>>>>>

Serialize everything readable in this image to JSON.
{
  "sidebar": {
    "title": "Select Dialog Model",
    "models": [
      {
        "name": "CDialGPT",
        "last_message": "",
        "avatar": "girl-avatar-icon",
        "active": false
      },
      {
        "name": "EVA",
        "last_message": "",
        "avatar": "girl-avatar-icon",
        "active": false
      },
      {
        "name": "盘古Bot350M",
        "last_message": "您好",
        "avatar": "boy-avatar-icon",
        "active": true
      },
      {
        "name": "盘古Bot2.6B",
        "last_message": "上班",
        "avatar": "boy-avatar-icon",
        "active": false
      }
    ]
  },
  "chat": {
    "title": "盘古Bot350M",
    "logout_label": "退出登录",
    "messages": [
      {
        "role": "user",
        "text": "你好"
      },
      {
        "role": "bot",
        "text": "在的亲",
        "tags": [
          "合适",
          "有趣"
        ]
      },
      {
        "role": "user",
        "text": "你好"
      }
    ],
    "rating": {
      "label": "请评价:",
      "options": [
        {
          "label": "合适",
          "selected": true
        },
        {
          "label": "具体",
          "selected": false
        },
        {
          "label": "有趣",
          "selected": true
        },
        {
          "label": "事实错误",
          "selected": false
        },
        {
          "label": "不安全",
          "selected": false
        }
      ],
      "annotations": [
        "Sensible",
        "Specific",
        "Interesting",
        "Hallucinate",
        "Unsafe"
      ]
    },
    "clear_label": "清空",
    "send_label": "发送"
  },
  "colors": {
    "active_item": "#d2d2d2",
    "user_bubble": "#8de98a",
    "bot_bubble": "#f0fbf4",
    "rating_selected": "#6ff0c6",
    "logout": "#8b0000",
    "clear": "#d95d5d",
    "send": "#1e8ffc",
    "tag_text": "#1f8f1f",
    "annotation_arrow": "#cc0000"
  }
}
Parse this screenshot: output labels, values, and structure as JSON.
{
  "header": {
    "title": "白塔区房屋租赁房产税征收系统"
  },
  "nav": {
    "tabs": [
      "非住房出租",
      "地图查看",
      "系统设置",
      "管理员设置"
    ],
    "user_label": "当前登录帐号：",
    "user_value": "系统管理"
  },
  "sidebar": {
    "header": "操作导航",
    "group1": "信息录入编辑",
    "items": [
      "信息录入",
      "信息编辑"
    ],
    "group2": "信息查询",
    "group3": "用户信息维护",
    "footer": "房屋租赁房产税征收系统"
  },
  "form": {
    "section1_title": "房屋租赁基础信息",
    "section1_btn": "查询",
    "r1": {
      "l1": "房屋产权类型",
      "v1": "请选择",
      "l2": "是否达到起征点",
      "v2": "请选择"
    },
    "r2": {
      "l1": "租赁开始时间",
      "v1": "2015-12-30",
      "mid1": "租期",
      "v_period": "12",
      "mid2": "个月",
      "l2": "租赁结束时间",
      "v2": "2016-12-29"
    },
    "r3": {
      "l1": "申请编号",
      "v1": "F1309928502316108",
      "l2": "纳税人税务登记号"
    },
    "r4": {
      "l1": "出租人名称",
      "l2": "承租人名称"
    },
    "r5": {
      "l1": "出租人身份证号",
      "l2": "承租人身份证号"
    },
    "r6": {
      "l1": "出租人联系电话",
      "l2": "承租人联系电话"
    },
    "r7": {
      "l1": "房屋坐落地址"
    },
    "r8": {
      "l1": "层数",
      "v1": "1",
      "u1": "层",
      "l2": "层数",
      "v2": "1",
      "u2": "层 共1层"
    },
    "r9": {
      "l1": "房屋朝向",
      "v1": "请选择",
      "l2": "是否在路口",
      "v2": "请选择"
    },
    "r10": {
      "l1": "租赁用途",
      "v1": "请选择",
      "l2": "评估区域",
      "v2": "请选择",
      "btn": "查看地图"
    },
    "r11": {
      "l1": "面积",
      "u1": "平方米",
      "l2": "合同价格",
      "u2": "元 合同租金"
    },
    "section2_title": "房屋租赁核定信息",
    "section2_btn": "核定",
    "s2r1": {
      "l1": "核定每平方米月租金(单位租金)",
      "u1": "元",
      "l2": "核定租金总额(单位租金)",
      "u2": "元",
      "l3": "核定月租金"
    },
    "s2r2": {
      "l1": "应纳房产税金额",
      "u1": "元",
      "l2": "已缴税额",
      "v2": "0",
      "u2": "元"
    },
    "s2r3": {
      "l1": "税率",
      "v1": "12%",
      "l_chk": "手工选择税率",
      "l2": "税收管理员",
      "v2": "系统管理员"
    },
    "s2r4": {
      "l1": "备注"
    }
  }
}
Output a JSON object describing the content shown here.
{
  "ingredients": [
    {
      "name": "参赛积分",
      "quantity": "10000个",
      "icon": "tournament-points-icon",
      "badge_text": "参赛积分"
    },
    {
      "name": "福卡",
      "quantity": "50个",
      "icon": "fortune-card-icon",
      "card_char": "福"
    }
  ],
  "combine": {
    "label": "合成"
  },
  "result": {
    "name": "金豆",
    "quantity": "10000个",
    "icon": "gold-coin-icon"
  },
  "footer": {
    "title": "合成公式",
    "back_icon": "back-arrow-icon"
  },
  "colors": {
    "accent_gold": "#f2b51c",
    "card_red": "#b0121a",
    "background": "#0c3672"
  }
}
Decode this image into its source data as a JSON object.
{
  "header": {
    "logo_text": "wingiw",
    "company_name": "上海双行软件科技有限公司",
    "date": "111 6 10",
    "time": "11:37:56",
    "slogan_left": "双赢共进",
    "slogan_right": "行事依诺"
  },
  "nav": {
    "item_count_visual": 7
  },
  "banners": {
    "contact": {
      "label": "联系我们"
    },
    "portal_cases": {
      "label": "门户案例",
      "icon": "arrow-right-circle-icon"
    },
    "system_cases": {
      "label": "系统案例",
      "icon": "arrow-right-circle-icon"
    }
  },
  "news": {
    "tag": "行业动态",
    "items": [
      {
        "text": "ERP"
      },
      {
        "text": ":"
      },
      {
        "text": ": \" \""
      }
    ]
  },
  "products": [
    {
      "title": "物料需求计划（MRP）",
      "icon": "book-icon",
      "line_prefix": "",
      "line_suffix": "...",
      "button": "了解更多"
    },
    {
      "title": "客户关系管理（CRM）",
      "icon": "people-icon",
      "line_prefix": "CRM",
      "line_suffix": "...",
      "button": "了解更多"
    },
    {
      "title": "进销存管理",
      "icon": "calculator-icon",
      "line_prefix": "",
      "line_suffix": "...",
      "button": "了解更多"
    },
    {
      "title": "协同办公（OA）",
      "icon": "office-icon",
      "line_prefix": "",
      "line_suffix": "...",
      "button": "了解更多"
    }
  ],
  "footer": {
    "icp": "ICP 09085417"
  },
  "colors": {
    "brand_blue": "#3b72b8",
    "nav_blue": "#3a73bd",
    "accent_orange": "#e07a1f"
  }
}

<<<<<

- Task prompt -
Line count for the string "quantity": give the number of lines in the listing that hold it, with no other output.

- Exercise output -
3